by Jaynee Sasso
Unemployment has reached record numbers and many are left with the challenge of figuring out creative ways to increase their cash flow during these turbulent economic times. This tax season you can be sure to give your personal economy a boost by being organized and informed about the tax credits and refunds that you qualify for. Knowing what questions to ask your tax preparer is very important in taking advantage of tax credits such as the Earned Income Tax Credit (EITC).
A recent press release by the Department of Social Services reported that Virginia could see more than $1 billion per year in federal EITC money if everyone who qualified took advantage of the credit. Unfortunately, up to 22 percent of qualifying Virginia households do not take advantage of the tax credit, which leaves many of the working poor and middle class families with fewer resources to ease the burden of today’s economic crisis.
I recently spoke to Theresa Newton of Tee Tax Services in Richmond. Theresa specializes in business taxes and payroll services. She offered some great tips for saving time and ensuring that you don’t leave any money on the table this tax season and she mentioned a few tax credits that you may qualify for:
EITC – If you have worked in the past year, including self-employment, and have earned less than $41,646 (if married and filing jointly) with more than one qualifying child, you may be eligible.
Recovery Rebate Credit – Those who did not qualify for the stimulus rebate check in 2007 but who qualify in 2008 may be eligible for Recovery Rebate Credit.
First Time Homebuyer Credit – You may qualify for a tax rebate of up to $7,500 if you purchased a home after April 2008 and before June 2009.
The key to taking advantage of these tax credits is to be informed and to communicate effectively with your tax professional. Being organized and having all the necessary documentation available for your tax preparer will also decrease your frustration and chances of error in determining your eligibility for various credits and refunds.
Please note that the IRS is cracking down on abuse and fraud. This is especially true with claiming children on tax returns. According to Theresa, you must have and present to your tax professional the social security cards and birth certificates of your children. If you are not the custodial parent, then it is required that form 8332 (Claim of Exemption) be completed and signed by the custodial parent, who has made the decision not to take the deduction. Theresa also stressed the importance of having available the necessary forms and receipts for your tax preparer, such as receipts for Charitable Contributions, 1098 forms for your mortgage interest, tuition payments and interest, receipts for both personal property and real estate taxes and childcare receipts, etc. Getting organized before your appointment with your tax preparer will help ensure that returns are prepared accurately and filed within a reasonable amount of time. That translates into more money in your pocket.

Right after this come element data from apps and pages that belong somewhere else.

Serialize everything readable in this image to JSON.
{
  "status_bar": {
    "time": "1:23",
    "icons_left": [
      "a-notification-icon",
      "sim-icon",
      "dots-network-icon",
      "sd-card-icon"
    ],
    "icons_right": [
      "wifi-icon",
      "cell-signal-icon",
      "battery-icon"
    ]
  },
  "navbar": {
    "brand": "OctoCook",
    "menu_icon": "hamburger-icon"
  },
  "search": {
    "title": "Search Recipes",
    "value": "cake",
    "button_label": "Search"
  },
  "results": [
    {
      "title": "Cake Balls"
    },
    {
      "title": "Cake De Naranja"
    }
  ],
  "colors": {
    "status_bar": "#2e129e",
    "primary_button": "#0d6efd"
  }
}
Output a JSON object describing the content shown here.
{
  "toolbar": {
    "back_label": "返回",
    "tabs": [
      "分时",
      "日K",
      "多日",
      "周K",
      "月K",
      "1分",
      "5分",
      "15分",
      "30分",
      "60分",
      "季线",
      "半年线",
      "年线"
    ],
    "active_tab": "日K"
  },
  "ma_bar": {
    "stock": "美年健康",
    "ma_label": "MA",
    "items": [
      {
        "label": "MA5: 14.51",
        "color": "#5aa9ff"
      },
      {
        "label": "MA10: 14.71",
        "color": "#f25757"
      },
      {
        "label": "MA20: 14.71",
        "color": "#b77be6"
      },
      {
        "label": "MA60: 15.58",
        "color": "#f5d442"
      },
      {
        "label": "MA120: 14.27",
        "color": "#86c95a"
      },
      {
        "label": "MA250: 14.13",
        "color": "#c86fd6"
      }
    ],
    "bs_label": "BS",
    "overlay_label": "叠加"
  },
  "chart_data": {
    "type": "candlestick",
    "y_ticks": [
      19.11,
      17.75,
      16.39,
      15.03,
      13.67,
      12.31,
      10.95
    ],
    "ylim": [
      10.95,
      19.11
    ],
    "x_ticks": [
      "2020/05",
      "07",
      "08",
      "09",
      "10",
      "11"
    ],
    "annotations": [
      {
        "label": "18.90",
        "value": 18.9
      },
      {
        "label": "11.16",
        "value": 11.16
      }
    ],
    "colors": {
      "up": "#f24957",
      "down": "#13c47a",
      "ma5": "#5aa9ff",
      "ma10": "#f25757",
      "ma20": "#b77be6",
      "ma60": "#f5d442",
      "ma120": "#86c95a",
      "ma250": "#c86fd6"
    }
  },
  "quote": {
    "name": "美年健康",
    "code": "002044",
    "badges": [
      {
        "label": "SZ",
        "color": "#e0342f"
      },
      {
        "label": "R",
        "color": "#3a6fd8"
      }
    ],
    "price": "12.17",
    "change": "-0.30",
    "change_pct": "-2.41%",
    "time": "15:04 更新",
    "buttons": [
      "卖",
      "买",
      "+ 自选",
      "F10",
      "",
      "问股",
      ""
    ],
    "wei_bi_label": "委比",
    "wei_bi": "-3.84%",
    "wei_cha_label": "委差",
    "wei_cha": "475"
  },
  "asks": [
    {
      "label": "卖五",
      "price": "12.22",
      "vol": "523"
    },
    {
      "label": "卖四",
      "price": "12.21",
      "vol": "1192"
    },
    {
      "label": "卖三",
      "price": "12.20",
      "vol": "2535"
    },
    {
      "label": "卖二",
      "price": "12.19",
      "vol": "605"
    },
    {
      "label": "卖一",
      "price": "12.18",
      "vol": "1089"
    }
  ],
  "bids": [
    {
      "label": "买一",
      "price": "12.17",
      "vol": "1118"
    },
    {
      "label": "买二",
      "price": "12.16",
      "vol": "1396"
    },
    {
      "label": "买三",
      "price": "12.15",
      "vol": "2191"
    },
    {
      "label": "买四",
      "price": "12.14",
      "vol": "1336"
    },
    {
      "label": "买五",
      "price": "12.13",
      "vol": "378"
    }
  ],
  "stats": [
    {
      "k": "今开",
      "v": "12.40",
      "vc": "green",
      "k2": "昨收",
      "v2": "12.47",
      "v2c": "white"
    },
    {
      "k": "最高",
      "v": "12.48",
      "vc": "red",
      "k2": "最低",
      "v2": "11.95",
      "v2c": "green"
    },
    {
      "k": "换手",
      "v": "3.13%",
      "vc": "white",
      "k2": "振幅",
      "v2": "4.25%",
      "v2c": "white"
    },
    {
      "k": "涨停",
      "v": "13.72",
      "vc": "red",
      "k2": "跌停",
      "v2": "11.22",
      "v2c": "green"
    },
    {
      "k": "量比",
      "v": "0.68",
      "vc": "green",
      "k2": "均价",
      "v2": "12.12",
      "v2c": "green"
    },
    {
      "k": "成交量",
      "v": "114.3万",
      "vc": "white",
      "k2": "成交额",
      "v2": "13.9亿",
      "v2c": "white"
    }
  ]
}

To ask a question of Theresa Newton, call 745-9444 or email firstname.lastname@example.org.